Please use this identifier to cite or link to this item:
Appears in Collections:Faculty of Health Sciences and Sport Journal Articles
Peer Review Status: Refereed
Title: Muscle satellite cells increase during hibernation in ground squirrels
Author(s): Brooks, Naomi
Myburgh, Kathryn H
Storey, Kenneth B
Contact Email:
Keywords: Myonuclei
Myogenic regulatory factors (MRFs)
Issue Date: Nov-2015
Date Deposited: 16-Dec-2015
Citation: Brooks N, Myburgh KH & Storey KB (2015) Muscle satellite cells increase during hibernation in ground squirrels. Comparative Biochemistry and Physiology - Part B: Biochemistry and Molecular Biology, 189, pp. 55-61.
Abstract: Skeletal muscle satellite cells (SCs) are involved in muscle growth and repair. However, clarification of their behavior in hibernating mammals is lacking. The aim of this study was to quantify SCs and total myonuclei in hibernator muscle during different phases of the torpor-arousal cycle. Skeletal muscle was collected from thirteen-lined ground squirrels,Ictidomys tridecemlineatus, at five timepoints during hibernation: control euthermic [CON, stable body temperature (Tb)], early torpor (ET, within 24h), late torpor (LT, 5+ consecutive days), early arousal (EA, increased respiratory rate >60 breaths/min, Tb 9–12°C) and interbout arousal (IA, euthermic Tb). Protein levels of p21, Myf5, Wnt4, and β-catenin were determined by western blotting. SCs (Pax7+) and myonuclei were identified using immunohistochemistry. Over the torpor–arousal cycle, myonuclei/fiber remained unchanged. However, the percentage of SCs increased significantly during ET (7.35±1.04% vs. control: 4.18±0.58%; p<0.05) and returned to control levels during LT. This coincided with a 224% increase in p21 protein during ET. Protein levels of Wnt4 did not change throughout, whereas Myf5 was lower during EA (p<0.08) and IA (p<0.05). Compared to torpor, β-catenin increased by 247% and 279% during EA and IA, respectively (p<0.05). In conclusion, SCs were not dormant during hibernation and increased numbers of SC during ET corresponded with elevated amounts of p21 suggesting that cell cycle control may explain the SC return to baseline levels during late torpor. Despite relatively low Tb during early arousal, active control of quiescence by Myf5 is reduced.
DOI Link: 10.1016/j.cbpb.2015.07.006
Rights: The publisher does not allow this work to be made publicly available in this Repository. Please use the Request a Copy feature at the foot of the Repository record to request a copy directly from the author. You can only request a copy if you wish to use this work for your own research or private study.
Licence URL(s):

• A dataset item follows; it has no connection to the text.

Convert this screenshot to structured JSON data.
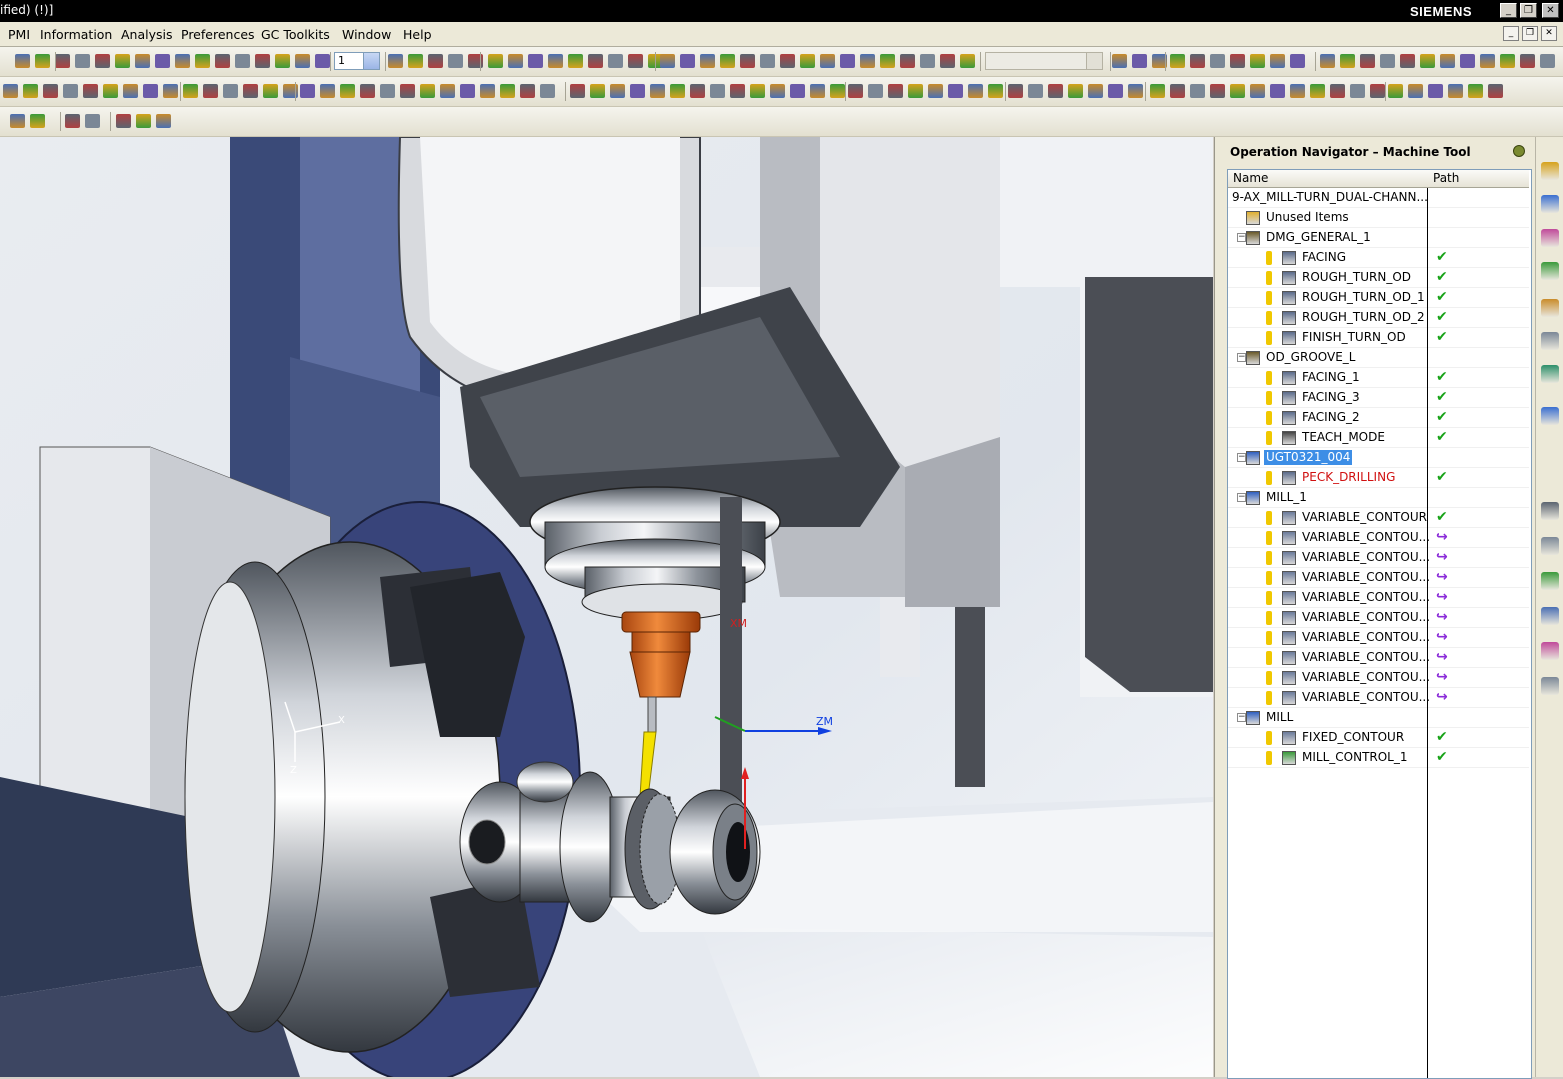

Files in This Item:
File Description SizeFormat 
Brooks Myburgh Storey CBPB 2015.pdfFulltext - Published Version949.42 kBAdobe PDFUnder Embargo until 2999-12-27    Request a copy

Note: If any of the files in this item are currently embargoed, you can request a copy directly from the author by clicking the padlock icon above. However, this facility is dependent on the depositor still being contactable at their original email address.

This item is protected by original copyright

Items in the Repository are protected by copyright, with all rights reserved, unless otherwise indicated.

The metadata of the records in the Repository are available under the CC0 public domain dedication: No Rights Reserved

If you believe that any material held in STORRE infringes copyright, please contact providing details and we will remove the Work from public display in STORRE and investigate your claim.